Ducks and Bass
Last week-end brought unseasonably warm temperatures to Sunset Country and was too much to resist the temptation to head onto the lake.
A buddy of mine had recently been on the water doing a bit of scouting for waterfowl and fishing. The report was one to get excited about as several ducks were seen rafting up and the bass had made their way to the wintering holes.
The temperatures were expected to climb into the mid 70’s on Friday and a plan was quickly developed. I was going to hit the water at first light looking for waterfowl and we would jump into the bass boat in the afternoon and chase smallies.

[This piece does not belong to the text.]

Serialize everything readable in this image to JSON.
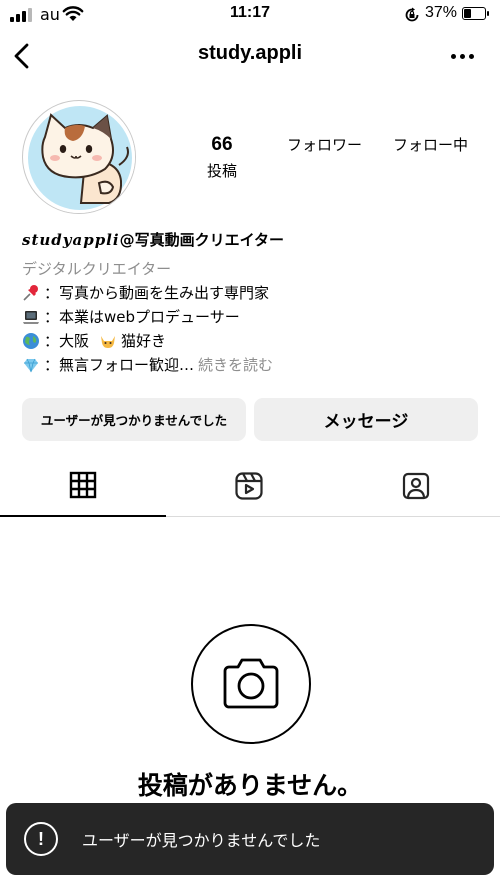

Friday morning, we headed to the area that my buddy saw the ducks the previous day and to our disappointment, only a handful of ducks were bumped. We continued to search for our quarry and just as I was about to head for home, I saw what we were looking for. In a bay choked with wildrice, I could see a huge raft of ringnecks. Only when the raft lifted in 3 groups did I fully realize the size of the flock as approximately 3000 ringnecks took flight.
We headed to the area and threw out approximately 2 dozen decoys, leaving a large hole in the middle where a mojo floater bluebill decoy was placed. As we were hiding the boat, the ringers were already returning to their resting place and I had a feeling that we were in for something special. The boat was hid on the opposite side of the island and as I approached the blind, several birds were already landing in the dekes.
The action was as fast and furious as I’ve ever seen in my waterfowl experience and a limit of fat Northern ringnecks were harvested in 15 minutes or so. The action was so impressive that we sat and watched the show in awe for several minutes after filling our limit.
In the afternoon, we jumped into the BassCat and headed for some offshore humps in search of fall football smallies. With water temperatures hovering in the upper 40’s, there was zero doubt that the deep smallie bite would be going. We caught several beauty smallies in 23-28 feet of water where a Northland slurp jig tipped with 5 inch white plastic minnow bait was the deal. There is nothing more exciting than watching a big bass rise 5 or more feet to crush your bait and this scenario occurred several times during the afternoon. The afternoon produced a nice 20 inch smallie and a bonus 25 inch walleye, however the fish took second stage to the smile on my son Aidan’s face as he boated more bass than one could count.
I can’t imagine how the day could have been more perfect...a perfect October day in Sunset Country making memories with family!
A severe cold front is expected to push into the region on Thursday and I’m hoping that the peak waterfowl migration will occur this week-end. One thing for sure is that I will be there, just in case!